1) Repeatedly listening to materials that you don’t understand
When trying to make a sense out of a piece of material by repeatedly listening to it, I don’t think we can get anymore out of it after 3 or 4 times of listening without additional aids. What we understand remains understood, and what we don’t understand remains incomprehensible. Any additional listening attempt is considered to be ‘ineffective’.

Remember, after a few times of listening to the material, if you still want to understand more, you either need a direct translation or a transcript from which you can look up the meanings of the words. Otherwise, don’t waste your time.

2) Trying to get the meaning instead of the words
This is a subconscious mistake I often make. I often have the delusion of understanding a complete sentence even when I can get only 2 or 3 words out of it. What am I thinking? I have read the transcript! I have looked up the words. I already know the meaning! I should not try to understand the sentence again by repeatedly listening to it!

Remember, the whole objective of the repeated listening exercise is to identify each word you hear, not to understand the sentences. You already know what they mean.

3) Not referring to the transcript enough
Often depending on the environments in which we are doing the listening exercises, we might not have the transcript with us. We would keep listening to the material again and again, even realizing that we cannot get more words out of it. What we actually need is to do at this point is to refer back to the transcript. And we need to do this frequently.

We must allocate times to study the transcripts, and also times to simultaneously listen to the material and read the transcripts. I find this difficult myself, but there seems to be no shortcut.

Please feel free to share your thoughts on any ‘effective listening’ tips that you have.

Extreme Listening December 20, 2006

Posted by Edwin in French, Listening, Mandarin.

Listening to podcasts is a good way to improve your listening. Do you have a tendency to settle into listening to the “easy stuff”, so that you could just listen once and understand most of it, or are you willing to go for the “extreme stuff”?

I have been working on my French listening in the past month or two. In the last few days, I have been trying what I call “Extreme Listening”. The idea is to go for something that is way out of your comfort zone, something that you can make absolutely no sense out of at first, then spend time to analyze it piece by piece, and try to understand its content gradually through repetitive listening.

I picked a French sermon I found in Allan Rich’s website. I cannot find a transcript, but a good thing about this podcast is that Allan maintains another website which provides an English podcast translated directly from the French version.

The sermon was about 20 minutes long. The preacher spoke so fast that in the first-pass, I could only pick up 5-10% of the French words. I missed most of the keywords that I could hardly make any content out of the podcast at all. But I persevered and listened until the end.

Then I listened to the English translation provided by Allan with his cute French accent. Now I had the idea of the content, I went back and listen to the French version again. I found that I could now pick up about 20-30% of the words.

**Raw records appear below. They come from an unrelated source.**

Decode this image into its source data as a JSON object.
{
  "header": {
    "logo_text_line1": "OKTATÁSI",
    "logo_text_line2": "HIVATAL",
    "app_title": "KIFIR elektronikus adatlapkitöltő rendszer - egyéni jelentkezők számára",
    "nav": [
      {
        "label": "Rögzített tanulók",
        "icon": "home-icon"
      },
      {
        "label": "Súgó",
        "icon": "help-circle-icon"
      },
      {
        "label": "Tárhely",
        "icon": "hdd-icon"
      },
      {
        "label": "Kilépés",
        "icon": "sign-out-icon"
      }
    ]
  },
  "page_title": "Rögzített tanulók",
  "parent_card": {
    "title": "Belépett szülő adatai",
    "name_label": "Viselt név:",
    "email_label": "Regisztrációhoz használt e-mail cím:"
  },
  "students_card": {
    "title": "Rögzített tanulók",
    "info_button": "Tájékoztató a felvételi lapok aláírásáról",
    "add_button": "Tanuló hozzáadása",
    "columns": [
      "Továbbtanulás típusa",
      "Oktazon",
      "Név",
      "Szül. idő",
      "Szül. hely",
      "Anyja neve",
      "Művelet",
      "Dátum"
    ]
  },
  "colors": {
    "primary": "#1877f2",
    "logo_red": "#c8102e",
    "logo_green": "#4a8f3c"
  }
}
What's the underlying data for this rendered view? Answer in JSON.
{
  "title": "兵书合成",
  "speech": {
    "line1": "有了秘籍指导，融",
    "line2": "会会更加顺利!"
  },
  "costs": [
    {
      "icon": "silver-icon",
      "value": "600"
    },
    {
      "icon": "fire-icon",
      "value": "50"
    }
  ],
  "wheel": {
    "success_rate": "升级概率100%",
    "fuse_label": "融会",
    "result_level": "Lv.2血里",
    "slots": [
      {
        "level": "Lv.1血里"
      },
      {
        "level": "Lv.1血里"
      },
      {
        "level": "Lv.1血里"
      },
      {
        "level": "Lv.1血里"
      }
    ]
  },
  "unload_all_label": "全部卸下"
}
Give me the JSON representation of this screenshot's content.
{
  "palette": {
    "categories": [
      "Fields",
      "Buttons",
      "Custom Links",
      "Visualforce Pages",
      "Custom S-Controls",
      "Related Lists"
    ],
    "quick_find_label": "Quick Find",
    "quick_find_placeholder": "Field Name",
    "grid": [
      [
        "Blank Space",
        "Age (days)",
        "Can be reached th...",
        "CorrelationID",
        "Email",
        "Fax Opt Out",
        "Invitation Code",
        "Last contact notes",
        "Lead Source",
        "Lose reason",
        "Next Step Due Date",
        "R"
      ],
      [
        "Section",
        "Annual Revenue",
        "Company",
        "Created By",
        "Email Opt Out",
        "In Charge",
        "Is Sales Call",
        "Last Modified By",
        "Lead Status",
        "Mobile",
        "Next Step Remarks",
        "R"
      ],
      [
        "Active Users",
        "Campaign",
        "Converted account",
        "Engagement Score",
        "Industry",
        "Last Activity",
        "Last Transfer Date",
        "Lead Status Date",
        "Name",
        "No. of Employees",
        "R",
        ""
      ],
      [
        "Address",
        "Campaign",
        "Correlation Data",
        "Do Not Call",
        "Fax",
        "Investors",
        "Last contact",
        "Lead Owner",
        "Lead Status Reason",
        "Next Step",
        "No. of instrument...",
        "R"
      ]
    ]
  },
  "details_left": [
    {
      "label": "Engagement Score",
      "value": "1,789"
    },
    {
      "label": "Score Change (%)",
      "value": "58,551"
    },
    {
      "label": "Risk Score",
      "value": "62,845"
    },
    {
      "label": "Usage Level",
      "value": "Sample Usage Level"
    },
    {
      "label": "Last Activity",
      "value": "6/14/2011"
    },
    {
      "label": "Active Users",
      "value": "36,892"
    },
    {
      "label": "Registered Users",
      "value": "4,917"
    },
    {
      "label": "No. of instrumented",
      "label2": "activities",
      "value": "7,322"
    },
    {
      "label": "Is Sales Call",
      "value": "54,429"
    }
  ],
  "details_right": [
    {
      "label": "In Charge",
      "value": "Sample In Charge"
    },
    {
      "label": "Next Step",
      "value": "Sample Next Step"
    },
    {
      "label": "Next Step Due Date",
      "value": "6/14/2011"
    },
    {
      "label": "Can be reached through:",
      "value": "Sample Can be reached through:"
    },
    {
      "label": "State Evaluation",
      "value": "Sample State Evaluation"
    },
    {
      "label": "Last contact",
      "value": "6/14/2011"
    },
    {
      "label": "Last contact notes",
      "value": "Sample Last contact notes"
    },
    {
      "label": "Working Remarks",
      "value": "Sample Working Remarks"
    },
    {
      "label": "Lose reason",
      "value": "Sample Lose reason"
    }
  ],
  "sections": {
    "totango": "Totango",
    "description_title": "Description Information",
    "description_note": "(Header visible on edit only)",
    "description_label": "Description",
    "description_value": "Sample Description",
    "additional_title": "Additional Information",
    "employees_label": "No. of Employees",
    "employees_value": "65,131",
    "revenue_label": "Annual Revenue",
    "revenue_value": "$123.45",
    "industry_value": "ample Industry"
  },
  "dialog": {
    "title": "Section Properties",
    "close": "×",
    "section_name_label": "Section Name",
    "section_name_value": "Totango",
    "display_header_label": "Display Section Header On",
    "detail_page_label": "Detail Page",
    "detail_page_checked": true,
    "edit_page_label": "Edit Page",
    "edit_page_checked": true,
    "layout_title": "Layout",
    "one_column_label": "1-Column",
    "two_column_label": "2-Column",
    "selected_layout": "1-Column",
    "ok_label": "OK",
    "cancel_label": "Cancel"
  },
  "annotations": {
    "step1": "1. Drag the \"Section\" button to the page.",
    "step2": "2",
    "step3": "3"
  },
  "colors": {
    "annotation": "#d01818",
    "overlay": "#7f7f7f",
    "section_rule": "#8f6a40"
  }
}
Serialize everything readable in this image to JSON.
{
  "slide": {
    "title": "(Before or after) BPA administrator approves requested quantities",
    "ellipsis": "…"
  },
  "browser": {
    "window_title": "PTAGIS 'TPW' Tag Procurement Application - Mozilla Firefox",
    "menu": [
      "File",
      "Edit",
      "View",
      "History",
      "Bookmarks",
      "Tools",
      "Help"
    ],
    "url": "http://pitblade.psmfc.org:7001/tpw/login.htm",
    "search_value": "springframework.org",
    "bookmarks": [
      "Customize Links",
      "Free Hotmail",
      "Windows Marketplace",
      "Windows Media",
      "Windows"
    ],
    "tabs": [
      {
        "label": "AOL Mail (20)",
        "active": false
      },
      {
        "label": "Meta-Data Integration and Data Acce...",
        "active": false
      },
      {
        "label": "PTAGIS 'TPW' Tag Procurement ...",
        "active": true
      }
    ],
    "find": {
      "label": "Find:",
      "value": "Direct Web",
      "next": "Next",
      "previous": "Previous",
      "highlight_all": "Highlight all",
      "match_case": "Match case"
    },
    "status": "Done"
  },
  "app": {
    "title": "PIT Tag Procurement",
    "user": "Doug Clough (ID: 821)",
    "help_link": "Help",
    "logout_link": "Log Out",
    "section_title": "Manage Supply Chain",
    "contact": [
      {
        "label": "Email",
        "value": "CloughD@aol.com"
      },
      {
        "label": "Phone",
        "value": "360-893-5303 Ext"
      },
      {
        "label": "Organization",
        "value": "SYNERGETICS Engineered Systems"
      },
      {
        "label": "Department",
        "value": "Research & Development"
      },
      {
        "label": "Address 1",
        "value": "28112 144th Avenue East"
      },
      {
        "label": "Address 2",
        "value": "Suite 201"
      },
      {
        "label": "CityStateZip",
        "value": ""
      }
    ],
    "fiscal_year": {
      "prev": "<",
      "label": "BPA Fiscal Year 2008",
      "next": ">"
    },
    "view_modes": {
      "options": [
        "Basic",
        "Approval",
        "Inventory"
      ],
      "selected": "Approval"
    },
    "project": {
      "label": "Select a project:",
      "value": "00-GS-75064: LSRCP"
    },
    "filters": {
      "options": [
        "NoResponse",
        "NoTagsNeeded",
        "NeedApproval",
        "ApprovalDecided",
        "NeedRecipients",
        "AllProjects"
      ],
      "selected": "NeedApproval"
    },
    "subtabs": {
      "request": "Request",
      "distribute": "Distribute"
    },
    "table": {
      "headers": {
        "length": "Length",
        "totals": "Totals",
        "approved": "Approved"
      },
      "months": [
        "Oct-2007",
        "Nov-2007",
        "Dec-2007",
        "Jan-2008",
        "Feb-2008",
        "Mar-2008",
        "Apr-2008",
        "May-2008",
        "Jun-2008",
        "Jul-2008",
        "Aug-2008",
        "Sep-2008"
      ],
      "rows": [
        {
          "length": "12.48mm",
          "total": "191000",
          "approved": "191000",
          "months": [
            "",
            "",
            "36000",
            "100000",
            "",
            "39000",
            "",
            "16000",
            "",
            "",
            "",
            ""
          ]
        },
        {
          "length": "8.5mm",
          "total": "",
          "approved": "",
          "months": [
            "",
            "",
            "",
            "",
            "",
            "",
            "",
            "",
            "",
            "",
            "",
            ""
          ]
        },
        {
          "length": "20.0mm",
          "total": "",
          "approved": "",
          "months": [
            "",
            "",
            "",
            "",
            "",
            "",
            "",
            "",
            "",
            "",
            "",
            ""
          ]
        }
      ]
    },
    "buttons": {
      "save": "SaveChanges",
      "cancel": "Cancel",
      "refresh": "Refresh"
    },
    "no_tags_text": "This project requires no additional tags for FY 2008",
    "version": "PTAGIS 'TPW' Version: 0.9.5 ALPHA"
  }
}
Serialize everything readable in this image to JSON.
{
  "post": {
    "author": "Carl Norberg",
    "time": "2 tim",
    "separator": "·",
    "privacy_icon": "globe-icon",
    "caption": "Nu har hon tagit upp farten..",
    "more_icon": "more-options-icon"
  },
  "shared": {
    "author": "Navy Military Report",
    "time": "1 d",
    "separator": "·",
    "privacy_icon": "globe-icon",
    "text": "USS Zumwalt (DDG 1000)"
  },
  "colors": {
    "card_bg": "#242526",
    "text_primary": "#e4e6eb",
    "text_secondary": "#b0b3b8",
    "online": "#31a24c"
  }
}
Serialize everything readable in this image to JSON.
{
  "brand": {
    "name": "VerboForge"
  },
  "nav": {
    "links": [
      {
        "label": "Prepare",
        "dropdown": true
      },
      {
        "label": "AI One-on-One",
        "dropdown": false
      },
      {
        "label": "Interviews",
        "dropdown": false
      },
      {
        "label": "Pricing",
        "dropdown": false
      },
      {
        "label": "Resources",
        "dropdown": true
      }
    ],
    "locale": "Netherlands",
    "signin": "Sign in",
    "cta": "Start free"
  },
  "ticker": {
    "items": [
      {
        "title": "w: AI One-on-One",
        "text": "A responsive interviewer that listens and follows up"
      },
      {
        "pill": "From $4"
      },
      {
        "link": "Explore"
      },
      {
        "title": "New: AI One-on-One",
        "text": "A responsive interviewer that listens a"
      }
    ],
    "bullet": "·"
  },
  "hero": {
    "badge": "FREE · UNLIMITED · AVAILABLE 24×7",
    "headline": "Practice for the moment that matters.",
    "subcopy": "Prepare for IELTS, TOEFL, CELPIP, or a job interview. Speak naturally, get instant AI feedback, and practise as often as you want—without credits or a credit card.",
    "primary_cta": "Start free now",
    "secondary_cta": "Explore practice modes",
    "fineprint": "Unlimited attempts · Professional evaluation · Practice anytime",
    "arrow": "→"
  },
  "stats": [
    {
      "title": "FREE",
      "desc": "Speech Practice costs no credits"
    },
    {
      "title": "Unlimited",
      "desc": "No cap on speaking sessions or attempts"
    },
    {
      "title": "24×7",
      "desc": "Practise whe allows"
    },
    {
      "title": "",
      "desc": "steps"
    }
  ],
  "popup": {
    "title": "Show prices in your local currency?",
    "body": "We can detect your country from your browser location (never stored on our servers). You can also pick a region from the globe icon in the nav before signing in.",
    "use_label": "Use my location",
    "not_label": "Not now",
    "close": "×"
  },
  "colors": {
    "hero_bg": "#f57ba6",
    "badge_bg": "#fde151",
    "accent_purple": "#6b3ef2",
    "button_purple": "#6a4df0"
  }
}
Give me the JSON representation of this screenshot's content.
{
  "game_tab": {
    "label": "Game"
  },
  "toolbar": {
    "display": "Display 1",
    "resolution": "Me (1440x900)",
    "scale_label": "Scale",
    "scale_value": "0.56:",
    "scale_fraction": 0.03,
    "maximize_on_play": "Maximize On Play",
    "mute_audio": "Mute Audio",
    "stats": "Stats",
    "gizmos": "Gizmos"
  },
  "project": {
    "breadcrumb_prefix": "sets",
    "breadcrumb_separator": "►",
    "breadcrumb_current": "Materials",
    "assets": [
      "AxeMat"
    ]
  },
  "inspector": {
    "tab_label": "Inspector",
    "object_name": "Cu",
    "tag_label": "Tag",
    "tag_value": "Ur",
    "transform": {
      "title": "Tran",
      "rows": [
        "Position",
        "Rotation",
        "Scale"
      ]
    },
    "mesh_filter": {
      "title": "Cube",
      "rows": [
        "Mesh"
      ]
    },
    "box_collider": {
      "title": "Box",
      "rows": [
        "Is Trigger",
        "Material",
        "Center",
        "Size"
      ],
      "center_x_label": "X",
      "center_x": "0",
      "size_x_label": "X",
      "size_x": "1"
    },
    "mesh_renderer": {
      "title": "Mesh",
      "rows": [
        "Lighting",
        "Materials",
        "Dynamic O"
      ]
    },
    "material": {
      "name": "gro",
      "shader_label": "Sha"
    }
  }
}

Then I placed the 2 podcasts side-by-side in my ipod, and listened to them segment by segment, English first, then French. Each segment was about 5-10 sentences long. If I didn’t get the words, I would go back and replay the segment. In this third-pass, I could figure out 50-70% of the words.

I will listen to the same podcast again and again until I get over 90% of the words. Then I will pick another podcast to work on.

I remember doing the same sort of activities when working on my Mandarin a year ago, only without translation. I found a radio show from Beijing on the Web. In each episode, they would have 3 talkative ladies chatting with each other, and they spoke extremely fast. Whenever 3 women jam together … Well, you know what I am talking about! It was really an “Extreme Listening” to me!